> _Given information_:
Content starts
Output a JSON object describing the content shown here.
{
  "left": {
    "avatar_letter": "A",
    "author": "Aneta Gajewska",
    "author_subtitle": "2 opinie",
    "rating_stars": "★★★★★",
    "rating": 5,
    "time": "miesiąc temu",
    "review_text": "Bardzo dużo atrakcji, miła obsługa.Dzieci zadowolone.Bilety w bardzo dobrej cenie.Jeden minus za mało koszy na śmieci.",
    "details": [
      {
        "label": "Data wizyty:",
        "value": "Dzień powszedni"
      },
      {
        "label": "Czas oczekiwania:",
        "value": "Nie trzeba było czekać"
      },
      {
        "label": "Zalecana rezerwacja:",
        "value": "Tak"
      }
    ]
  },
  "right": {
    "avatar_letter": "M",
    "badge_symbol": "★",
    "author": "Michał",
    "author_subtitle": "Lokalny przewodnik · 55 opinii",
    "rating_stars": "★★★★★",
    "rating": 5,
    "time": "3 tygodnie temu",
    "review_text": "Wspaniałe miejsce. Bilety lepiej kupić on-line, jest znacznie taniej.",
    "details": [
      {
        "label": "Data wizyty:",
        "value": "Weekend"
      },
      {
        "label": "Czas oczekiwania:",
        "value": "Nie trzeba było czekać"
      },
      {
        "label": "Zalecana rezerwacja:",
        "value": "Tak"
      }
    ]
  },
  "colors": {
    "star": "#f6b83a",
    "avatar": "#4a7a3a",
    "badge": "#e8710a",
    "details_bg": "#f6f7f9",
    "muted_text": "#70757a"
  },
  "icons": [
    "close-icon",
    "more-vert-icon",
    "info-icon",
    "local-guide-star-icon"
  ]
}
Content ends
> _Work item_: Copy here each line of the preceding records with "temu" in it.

> _Exercise solution_:
    "time": "miesiąc temu",
    "time": "3 tygodnie temu",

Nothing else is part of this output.